> _ASSIGNMENT_
Look through the listing for the word "title". Copy each line that has it.

> _ENTRIES SHOWN_

——————————

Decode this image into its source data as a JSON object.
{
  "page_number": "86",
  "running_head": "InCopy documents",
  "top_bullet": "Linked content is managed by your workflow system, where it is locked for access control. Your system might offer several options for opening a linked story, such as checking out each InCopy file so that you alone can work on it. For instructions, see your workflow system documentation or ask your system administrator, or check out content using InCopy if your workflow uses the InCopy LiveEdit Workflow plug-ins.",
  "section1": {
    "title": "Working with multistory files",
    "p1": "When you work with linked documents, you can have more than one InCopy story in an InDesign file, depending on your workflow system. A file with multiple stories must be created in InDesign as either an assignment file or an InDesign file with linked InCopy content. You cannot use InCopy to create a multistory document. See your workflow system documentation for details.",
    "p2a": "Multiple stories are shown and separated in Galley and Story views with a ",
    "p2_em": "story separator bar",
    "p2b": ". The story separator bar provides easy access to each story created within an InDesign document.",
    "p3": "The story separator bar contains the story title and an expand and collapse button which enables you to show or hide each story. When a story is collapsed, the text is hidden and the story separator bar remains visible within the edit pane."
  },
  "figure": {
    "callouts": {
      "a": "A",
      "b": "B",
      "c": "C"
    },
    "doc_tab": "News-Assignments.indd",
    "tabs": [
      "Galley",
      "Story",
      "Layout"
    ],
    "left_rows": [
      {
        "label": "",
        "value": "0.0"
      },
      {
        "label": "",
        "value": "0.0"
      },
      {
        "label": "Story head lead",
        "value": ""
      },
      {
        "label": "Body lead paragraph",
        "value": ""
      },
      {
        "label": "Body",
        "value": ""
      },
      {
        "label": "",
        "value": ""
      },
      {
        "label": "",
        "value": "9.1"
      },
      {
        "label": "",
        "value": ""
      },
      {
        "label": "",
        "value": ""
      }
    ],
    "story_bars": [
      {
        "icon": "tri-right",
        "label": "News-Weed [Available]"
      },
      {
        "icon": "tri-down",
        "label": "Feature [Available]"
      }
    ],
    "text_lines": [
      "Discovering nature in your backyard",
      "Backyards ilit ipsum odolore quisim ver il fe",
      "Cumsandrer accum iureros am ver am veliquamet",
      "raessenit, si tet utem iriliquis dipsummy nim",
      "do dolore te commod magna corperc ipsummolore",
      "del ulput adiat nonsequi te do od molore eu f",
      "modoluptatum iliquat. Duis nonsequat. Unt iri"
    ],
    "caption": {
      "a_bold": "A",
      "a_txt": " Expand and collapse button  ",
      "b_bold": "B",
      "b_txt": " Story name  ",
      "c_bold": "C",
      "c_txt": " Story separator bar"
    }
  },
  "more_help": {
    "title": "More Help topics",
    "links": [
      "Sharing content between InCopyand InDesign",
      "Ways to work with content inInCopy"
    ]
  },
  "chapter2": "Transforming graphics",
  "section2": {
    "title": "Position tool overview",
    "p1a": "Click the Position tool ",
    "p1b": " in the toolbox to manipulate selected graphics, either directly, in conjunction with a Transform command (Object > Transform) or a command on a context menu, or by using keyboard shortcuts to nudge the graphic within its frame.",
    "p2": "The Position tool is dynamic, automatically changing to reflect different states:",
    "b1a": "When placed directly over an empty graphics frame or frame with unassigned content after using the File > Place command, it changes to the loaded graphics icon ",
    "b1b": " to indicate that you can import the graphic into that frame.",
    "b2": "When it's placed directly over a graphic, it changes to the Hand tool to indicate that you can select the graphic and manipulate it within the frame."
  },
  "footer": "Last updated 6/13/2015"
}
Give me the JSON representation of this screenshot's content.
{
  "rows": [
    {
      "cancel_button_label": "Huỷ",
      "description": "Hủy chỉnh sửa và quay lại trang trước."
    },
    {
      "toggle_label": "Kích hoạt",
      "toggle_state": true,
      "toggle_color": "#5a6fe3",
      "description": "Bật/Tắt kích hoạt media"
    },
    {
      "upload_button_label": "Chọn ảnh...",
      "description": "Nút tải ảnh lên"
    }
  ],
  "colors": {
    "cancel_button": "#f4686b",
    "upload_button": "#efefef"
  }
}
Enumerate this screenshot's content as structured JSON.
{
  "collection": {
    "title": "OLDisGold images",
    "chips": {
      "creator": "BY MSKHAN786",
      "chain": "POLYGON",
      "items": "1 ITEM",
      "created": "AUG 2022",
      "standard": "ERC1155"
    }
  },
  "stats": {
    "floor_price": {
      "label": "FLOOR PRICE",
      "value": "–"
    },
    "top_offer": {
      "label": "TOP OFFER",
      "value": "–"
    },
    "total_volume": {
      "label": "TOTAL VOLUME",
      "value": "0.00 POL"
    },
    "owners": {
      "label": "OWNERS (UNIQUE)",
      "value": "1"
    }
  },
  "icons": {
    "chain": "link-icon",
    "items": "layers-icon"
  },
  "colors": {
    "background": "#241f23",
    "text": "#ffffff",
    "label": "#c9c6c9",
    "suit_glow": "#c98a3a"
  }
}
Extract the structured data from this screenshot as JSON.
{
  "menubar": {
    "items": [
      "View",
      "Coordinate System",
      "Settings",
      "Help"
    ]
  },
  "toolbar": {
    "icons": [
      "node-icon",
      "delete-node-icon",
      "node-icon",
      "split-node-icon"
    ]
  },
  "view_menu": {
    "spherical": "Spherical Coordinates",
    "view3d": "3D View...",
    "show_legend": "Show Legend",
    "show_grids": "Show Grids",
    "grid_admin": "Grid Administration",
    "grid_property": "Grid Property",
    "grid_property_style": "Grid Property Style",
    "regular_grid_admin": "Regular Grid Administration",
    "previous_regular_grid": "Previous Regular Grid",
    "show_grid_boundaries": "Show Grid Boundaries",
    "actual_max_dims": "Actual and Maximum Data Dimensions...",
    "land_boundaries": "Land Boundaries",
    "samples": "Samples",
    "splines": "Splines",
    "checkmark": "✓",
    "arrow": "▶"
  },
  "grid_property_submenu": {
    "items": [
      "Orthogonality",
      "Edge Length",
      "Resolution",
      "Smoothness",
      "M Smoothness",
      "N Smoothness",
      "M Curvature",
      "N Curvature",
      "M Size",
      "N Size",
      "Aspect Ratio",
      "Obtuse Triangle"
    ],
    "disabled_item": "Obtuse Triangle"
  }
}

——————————

> _EXPECTED ANSWER_
    "title": "Working with multistory files",
    "p3": "The story separator bar contains the story title and an expand and collapse button which enables you to show or hide each story. When a story is collapsed, the text is hidden and the story separator bar remains visible within the edit pane."
    "title": "More Help topics",
    "title": "Position tool overview",
    "title": "OLDisGold images",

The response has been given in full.